Location: Ottawa, Ontario

Tunngasuvvingat Inuit (TI) has provided support to Inuit living in Ottawa since 1987 and operates the Mamisarvik Healing Centre, an Inuit-specific, eight-week residential addiction program. This project will promote healing and reconciliation by distributing wellness manuals at the Truth and Reconciliation Commission National Event in Inuvik, NWT.

"New Tribe – Special Edition"

Project Lead: Urban Society for Aboriginal Youth
Location: Calgary, Alberta

For over a decade, Urban Society for Aboriginal Youth (USAY) has developed culturally based programs and strategies that empower and enrich the lives of urban Aboriginal youth residing in Calgary. In 2011-2012, USAY will be engaging youth through the development of a Special Edition of New Tribe magazine, focussed entirely on the legacy of residential schools and its impacts on Aboriginal communities.

"Circles of Understanding"

Project Lead: Vancouver Aboriginal Community Policing Centre Society
Location: Vancouver, British Columbia

The Vancouver Aboriginal Community Policing Centre Society (VACPC) provides community leadership in promoting healthy, positive, transformative relationships between the Vancouver Police Department and the Aboriginal Community by fostering accessible programming that empowers individuals and communities. This project will contribute to reconciliation by developing educational materials to promote awareness of residential schools and its effects on Aboriginal communities.

"SEVEN Youth Media Network – Truth and Reconciliation"

Project Lead: Wawatay Native Communications Society
Location: Sioux Lookout, Ontario

The Wawatay Native Communications Society (WNCS) serves the communication needs of First Nations people and communities of the Nishnawbe Aski Nation territory. In 2011-2012, WNCS will promote healing, understanding and reconciliation by engaging youth and local communities in developing a radio series and a special magazine publication on the legacy of residential schools, particularly on intergenerational survivors, and reconciliation.

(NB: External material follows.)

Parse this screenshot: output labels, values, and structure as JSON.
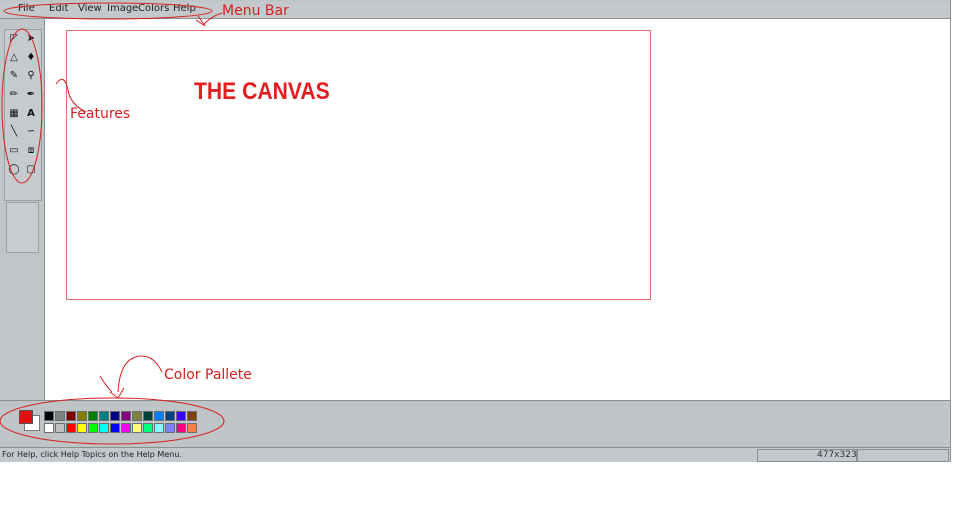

Did you find what you were looking for?

What was wrong?

You will not receive a reply. Don't include personal information (telephone, email, SIN, financial, medical, or work details).
Maximum 300 characters

Thank you for your feedback

Date modified: